If Rollbot has no dice in the citizenry or cup and must recall one, it chooses by the following priority order:
A good whose color doesn't match its world, lowest-value world first
A color-matching good, lowest-value world first
A die in the construction zone on whichever of Develop or Settle needs more dice to complete the topmost tile
If that is tied, whichever of Develop or Settle has fewer dice
If that is tied, recall from Develop
If the game has not ended, Rollbot now begins the next round as usual.
Rollbot thinks the game is likely to end this round if either of the following conditions is true:
Any player has enough tiles in the tableau plus one construction stack to reach 12 total and is rolling enough dice to potentially complete them.
The remaining VP chips are less than or equal to 2x the number of goods on all worlds.
Rollbot's endgame logic changes as follows:
Before rolling, it will look for any dice in the construction zone that couldn't possibly complete a tile because Rollbot's cup doesn't have enough dice to do so, and recall those dice into the cup.
It will apply a preference modifier of -2 to Explore.
If it has at least one good on a world, it will apply a preference modifier of +1 to Ship.
After choosing its phase, it will look for develop or settle dice that would not complete a tile in the construction zone, and consider them beyond capacity and in the step 1 pool for reassignment.
If calling Produce, it will attempt not to produce more goods than it could ship (as mentioned in the section on assignment.)
To allow Rollbot a handicap to make for a stronger opponent, grant it a higher minimum on its money track at the end of each round.

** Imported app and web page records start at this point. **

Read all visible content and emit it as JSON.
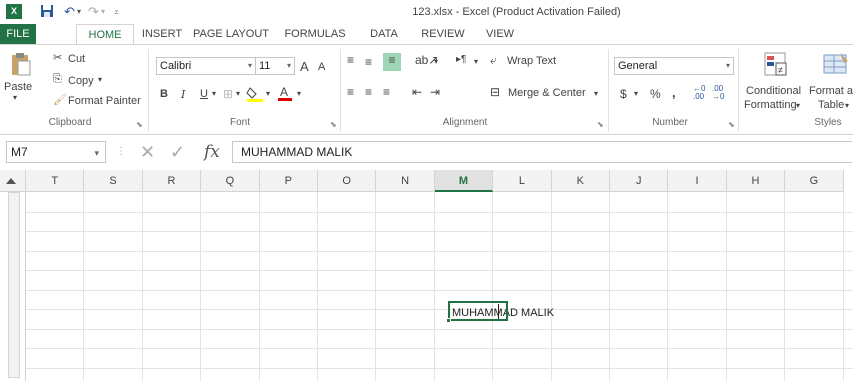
{
  "app": {
    "title": "123.xlsx - Excel (Product Activation Failed)",
    "logo_text": "X",
    "accent": "#217346"
  },
  "qat": {
    "save_icon": "save-icon",
    "undo_icon": "undo-icon",
    "redo_icon": "redo-icon",
    "customize_icon": "customize-qat-icon"
  },
  "tabs": [
    "FILE",
    "HOME",
    "INSERT",
    "PAGE LAYOUT",
    "FORMULAS",
    "DATA",
    "REVIEW",
    "VIEW"
  ],
  "ribbon": {
    "clipboard": {
      "paste": "Paste",
      "cut": "Cut",
      "copy": "Copy",
      "format_painter": "Format Painter",
      "label": "Clipboard"
    },
    "font": {
      "family": "Calibri",
      "size": "11",
      "bold": "B",
      "italic": "I",
      "underline": "U",
      "grow": "A",
      "shrink": "A",
      "label": "Font"
    },
    "alignment": {
      "wrap_text": "Wrap Text",
      "merge_center": "Merge & Center",
      "label": "Alignment"
    },
    "number": {
      "format": "General",
      "currency": "$",
      "percent": "%",
      "comma": ",",
      "inc_decimal": "←0\n.00",
      "dec_decimal": ".00\n→0",
      "label": "Number"
    },
    "styles": {
      "conditional": "Conditional",
      "formatting": "Formatting",
      "format_as": "Format a",
      "table": "Table",
      "label": "Styles"
    }
  },
  "formula_bar": {
    "name_box": "M7",
    "fx": "fx",
    "value": "MUHAMMAD MALIK"
  },
  "grid": {
    "columns": [
      "T",
      "S",
      "R",
      "Q",
      "P",
      "O",
      "N",
      "M",
      "L",
      "K",
      "J",
      "I",
      "H",
      "G"
    ],
    "selected_column": "M",
    "active_cell_text": "MUHAMMAD MALIK"
  }
}
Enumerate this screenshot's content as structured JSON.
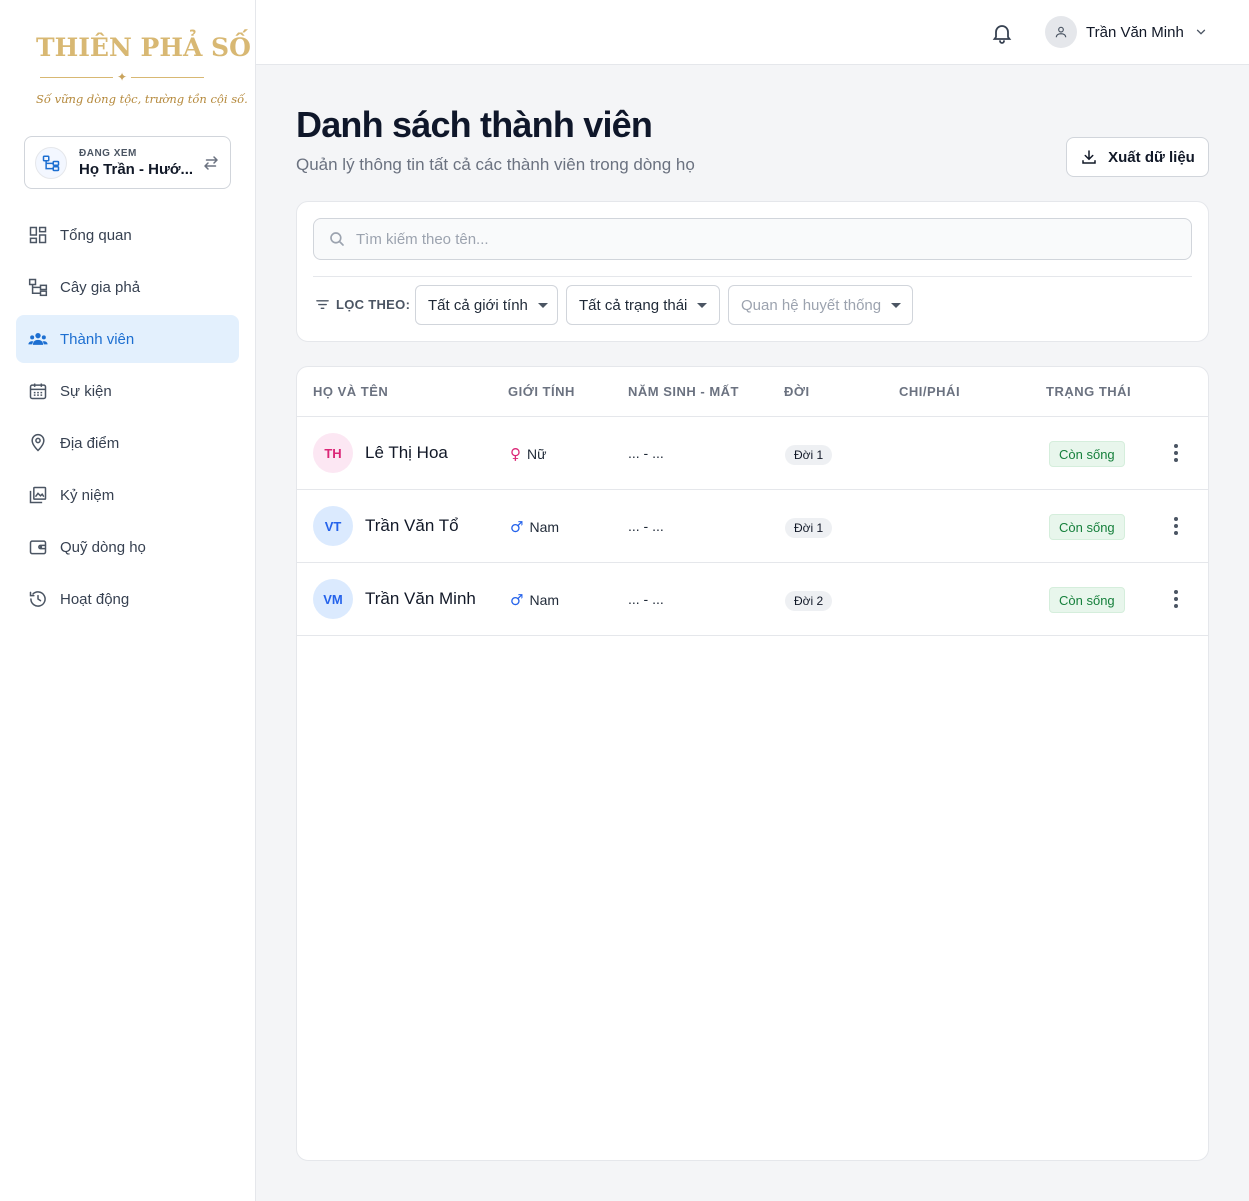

Easy: $1 minimum (the standard rule)
Medium: $2 minimum
Hard: $3 minimum
Insane: $4 minimum and try to keep up with this monster!